As a meat eater, I do love a good steak, but I am also aware of the environmental impact that eating beef has on the environment. One kg of beef produces 27 kg of CO2 while the same amount of chicken produces 6.9 kg and rice produces 2.7 kg. I am also aware of the other impacts such as methane emissions—a much more potent greenhouse gas—and the tremendous waste that the meat industry produces. As a result, I try to limit the amount of certain meat that I eat, but I do not think it is necessarily easy to convince everybody to go completely vegan or vegetarian. Nor do I believe it is necessary to go to that extreme as it would be better for everybody to compromise and choose to limit our carbon footprint. I agree with some points but have different opinions on others: here are two of my thoughts.
Firstly, I am a bit confused about the analogy between cannibalism and the consumption of meat.
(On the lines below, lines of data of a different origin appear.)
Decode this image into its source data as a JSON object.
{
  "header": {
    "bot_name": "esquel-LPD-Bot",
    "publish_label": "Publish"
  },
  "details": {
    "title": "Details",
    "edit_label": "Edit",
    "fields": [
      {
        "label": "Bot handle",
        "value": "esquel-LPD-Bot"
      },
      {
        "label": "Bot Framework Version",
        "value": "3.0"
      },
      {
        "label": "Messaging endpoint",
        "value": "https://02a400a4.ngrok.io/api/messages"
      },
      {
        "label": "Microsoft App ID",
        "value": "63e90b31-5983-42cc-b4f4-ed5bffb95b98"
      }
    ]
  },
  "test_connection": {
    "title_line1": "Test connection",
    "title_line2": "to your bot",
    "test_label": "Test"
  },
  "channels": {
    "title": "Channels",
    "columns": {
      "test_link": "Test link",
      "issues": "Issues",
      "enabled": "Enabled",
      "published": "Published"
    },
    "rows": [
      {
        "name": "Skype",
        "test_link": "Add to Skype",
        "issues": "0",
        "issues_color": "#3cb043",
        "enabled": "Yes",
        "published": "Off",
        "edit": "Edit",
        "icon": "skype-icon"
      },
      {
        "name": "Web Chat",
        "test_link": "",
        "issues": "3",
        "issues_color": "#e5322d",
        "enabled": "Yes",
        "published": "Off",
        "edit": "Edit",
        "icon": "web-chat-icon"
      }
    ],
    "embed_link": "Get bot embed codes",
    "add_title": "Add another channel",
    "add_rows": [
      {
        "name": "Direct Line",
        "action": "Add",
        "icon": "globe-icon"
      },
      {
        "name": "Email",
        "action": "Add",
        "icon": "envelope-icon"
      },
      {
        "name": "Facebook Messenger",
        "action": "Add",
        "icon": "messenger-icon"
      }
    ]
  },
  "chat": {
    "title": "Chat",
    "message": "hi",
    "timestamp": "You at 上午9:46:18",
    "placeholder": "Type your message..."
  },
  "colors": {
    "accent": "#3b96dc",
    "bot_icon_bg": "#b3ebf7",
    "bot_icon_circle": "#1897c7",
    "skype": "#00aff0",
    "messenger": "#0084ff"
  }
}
I think that for the majority of other animals out there, they would agree that eating their own kind is morally taboo too. It is strange that the author uses the phrase “the role of the principle or norm of autonomy in naturalizing the killing of animals for food consumptions” when carnivores and omnivores exist in nature. I think that argument is a bit inadequate and stretching it a bit too much, but I certainly agree that we must revise the way we mechanized the slaughter of animals. Industrial meat production has removed us from reality and perhaps objectify the sacrifices of the animals. We waste a substantial amount of food and overconsume leading to environmental and health issues. However, our consumption of processed food high in excess carbs and fats is more to blame for our obesity crisis than meat has.
Lastly, I strongly agree that we need to rethink our diet and consume everything in moderation. It is probably very difficult for everybody to eat the “utopian diet” because not everybody has consistent access to fresh fruits and vegetables. Not to mention that finding alternative protein sources would be difficult for those without much disposable income. I think that the true solution for everyone will come in the form of lab-grown meat which has proven to be very likely viable. Even when it is commercially available, the technology may still too costly to justify for everyone. I think that saying that “actively desiring the taste, smell, visual presentation and texture of meat” and “mistaking that appearance of choice is autonomy” is as judgmental as judging a balanced vegan diet as unhealthy. Any drastic change will not happen, but we can encourage others to mind their environmental impact as we all share this same planet. Maybe instead of eating meat, maybe eat more chicken (I am not sponsored by Chick Fil A) or some other meat with less CO2 output. It’s easier to change in small steps, not huge leaps.